A memorial and fundraiser for Ria Pell is set for Friday, Dec. 13, at the Variety Playhouse and is promising a night of live music, DJs, performance art and, of course, food.
Remembering Ria — A Tribute to Ria Pell is promising to be a “Ria Riot” on Friday and will include live performances by The Rent Boys, Tweezer, The Caminos and Slim Chance & the Convicts. DJs on hand include gay favorites DJ Vicki Powell, DJ Bendito and DJ Ree DE La Vega. Performance art will take place in the streets and food will be provided by El Myr and others of Pell’s favorite places. Tickets are $20 with and everything gets kicked off at 7 p.m.
The news of Ria Pell’s death spread like wildfire via Facebook on the evening of Nov. 24. The chef and owner of Ria’s Bluebird in Grant Park had died that afternoon of an undiscovered enlarged heart while cooking at home, according to friends and family.
A loving tribute and family obituary in the Atlanta Journal-Constitution described Pell, 45, as the city’s “gay mayor.” The AJC obituary also stated, “though neither technically L, G, B or T, Ria’s queer butch love created space all around the country for people to be their true selves.”
Her family includes her wife, Kiki Carr, and her partner, Karen Portaleo.
Ben Cheeves, a co-owner of gay bar Mary’s in East Atlanta, came to know Pell around 2005.
“We both kind of came up in the punk scene,” he said. “We were going to shows in Little Five Points and East Atlanta.
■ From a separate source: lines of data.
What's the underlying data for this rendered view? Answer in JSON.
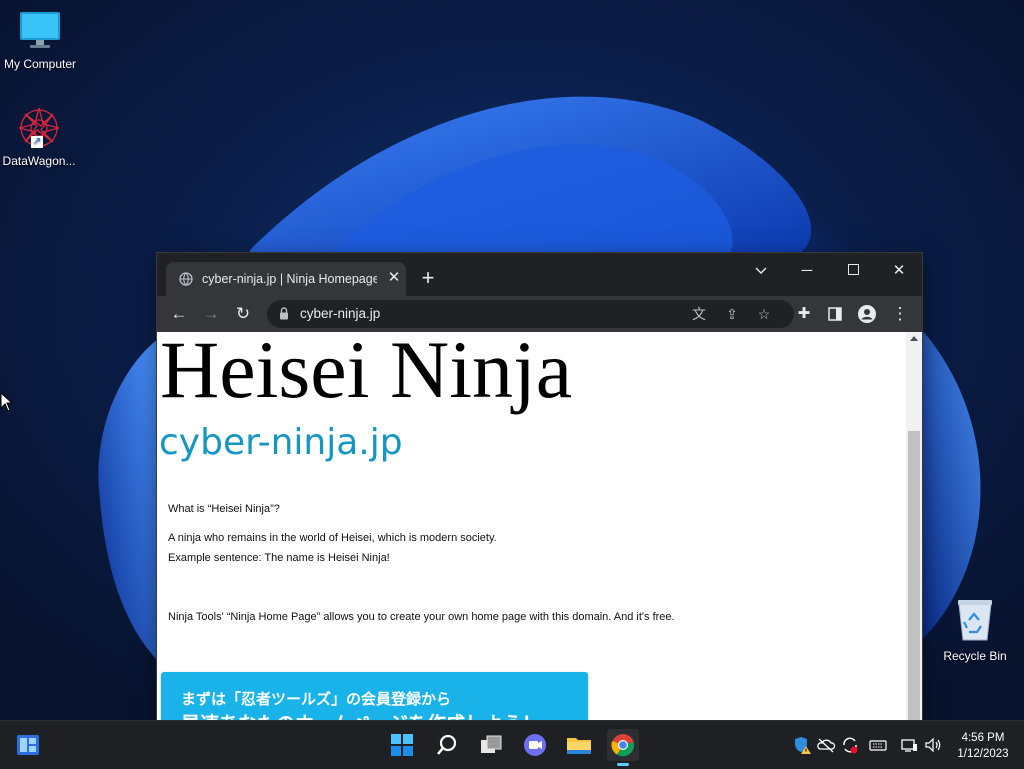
{
  "desktop": {
    "icons": [
      {
        "label": "My Computer"
      },
      {
        "label": "DataWagon..."
      },
      {
        "label": "Recycle Bin"
      }
    ]
  },
  "browser": {
    "tab_title": "cyber-ninja.jp | Ninja Homepage",
    "url": "cyber-ninja.jp",
    "page": {
      "heading": "Heisei Ninja",
      "domain": "cyber-ninja.jp",
      "q": "What is “Heisei Ninja”?",
      "answer1": "A ninja who remains in the world of Heisei, which is modern society.",
      "answer2": "Example sentence: The name is Heisei Ninja!",
      "tools_text": "Ninja Tools' “Ninja Home Page” allows you to create your own home page with this domain. And it's free.",
      "banner_line1": "まずは「忍者ツールズ」の会員登録から",
      "banner_line2": "早速あなたのホームページを作成しよう！"
    }
  },
  "taskbar": {
    "time": "4:56 PM",
    "date": "1/12/2023"
  },
  "colors": {
    "accent": "#60cdff",
    "domain_text": "#1597c1",
    "banner": "#19b3ea"
  }
}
We were like punk rock kids and became queer later. We bonded through music and queer politics.”
Pell started working in the restaurant business and worked for such renowned chefs as Anne Quatrano at the Floataway Cafe, a highlight of her career she told GA Voice last year.
In 2000, she opened Ria’s Bluebird in an abandoned liquor store on Memorial Drive across the street from Oakland Cemetery. Her success then led to numerous other businesses opening in that part of Grant Park, revitalizing a once decrepit strip of the city.
In 2009, Pell tried her hand with a new restaurant, Sauced, on Edgewood Avenue. She sold the business in 2012 after winning $10,000 on the Food Network’s popular reality cooking show “Chopped,” saying at the time she planned to dedicate more time to Ria’s Bluebird.
Pell was voted Best Chef in 2011 and 2013 by the readers of GA Voice and Ria’s Bluebird won Best Breakfast in 2011.
She was also a founder of Mondo Homo in 2006 along with Carr, Cheeves and several others. Mondo Homo was an alternative queer art and music festival that celebrated the otherness of Atlanta and the South’s LGBTQ scenes and politics.
It staged itself away from the “assimilationist” attitude of the marriage equality movement, for example, and instead focused its energy on issues such as immigration rights and social justice for the poor while also throwing concerts with queer hip hop artists, flamboyant rockers and sexually titillating performance art. The fest was discontinued last year.
Pell performed as DJ Hawg Tied for several years at the popular “Log Jam” parties at Mary’s that was especially created to cater to trans people and be a “cruisy” night for all gender identities, Cheeves said.
On Nov. 30, more than 1,000 people attended Pell’s funeral at Westview Cemetery. A procession of classic cars, hot rods, motorcycles, trucks and contemporary cars that began at Ria’s Bluebird on Cherokee Avenue and trailed nearly all the way to the Atlanta Zoo fell in line with other vehicles on Memorial Drive to drive to the cemetery on the crisp, clear morning.
A party was held later that day at Ria’s Bluebird that included a fireworks show.
A Facebook page dedicated to Pell, named Remembering Ria, was created shortly after her death and more than 5,000 people have “liked” it already. The page has become a place where people are sharing memories, stories, photos and videos of their friend.